- Exercise prompt -
Reproduce the data in full, exactly as it appears.

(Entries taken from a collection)
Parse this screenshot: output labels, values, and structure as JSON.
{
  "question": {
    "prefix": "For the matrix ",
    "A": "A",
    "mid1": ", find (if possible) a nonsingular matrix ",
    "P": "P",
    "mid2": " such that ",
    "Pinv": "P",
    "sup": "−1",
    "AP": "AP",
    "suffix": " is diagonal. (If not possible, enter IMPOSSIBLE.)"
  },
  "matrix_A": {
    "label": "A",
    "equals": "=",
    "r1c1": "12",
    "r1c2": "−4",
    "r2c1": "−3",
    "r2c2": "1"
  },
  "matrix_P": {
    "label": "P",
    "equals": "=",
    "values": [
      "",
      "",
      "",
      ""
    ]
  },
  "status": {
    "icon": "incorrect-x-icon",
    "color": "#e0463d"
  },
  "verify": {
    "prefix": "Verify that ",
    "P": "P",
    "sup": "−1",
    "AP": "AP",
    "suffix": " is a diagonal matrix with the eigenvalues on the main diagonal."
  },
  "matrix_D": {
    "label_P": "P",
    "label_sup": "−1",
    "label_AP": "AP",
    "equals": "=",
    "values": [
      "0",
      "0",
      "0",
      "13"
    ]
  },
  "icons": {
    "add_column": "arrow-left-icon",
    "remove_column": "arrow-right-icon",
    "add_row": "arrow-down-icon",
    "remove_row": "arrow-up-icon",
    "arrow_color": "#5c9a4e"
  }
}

- Answer for the task -
Parse this screenshot: output labels, values, and structure as JSON.
{
  "question": {
    "prefix": "For the matrix ",
    "A": "A",
    "mid1": ", find (if possible) a nonsingular matrix ",
    "P": "P",
    "mid2": " such that ",
    "Pinv": "P",
    "sup": "−1",
    "AP": "AP",
    "suffix": " is diagonal. (If not possible, enter IMPOSSIBLE.)"
  },
  "matrix_A": {
    "label": "A",
    "equals": "=",
    "r1c1": "12",
    "r1c2": "−4",
    "r2c1": "−3",
    "r2c2": "1"
  },
  "matrix_P": {
    "label": "P",
    "equals": "=",
    "values": [
      "",
      "",
      "",
      ""
    ]
  },
  "status": {
    "icon": "incorrect-x-icon",
    "color": "#e0463d"
  },
  "verify": {
    "prefix": "Verify that ",
    "P": "P",
    "sup": "−1",
    "AP": "AP",
    "suffix": " is a diagonal matrix with the eigenvalues on the main diagonal."
  },
  "matrix_D": {
    "label_P": "P",
    "label_sup": "−1",
    "label_AP": "AP",
    "equals": "=",
    "values": [
      "0",
      "0",
      "0",
      "13"
    ]
  },
  "icons": {
    "add_column": "arrow-left-icon",
    "remove_column": "arrow-right-icon",
    "add_row": "arrow-down-icon",
    "remove_row": "arrow-up-icon",
    "arrow_color": "#5c9a4e"
  }
}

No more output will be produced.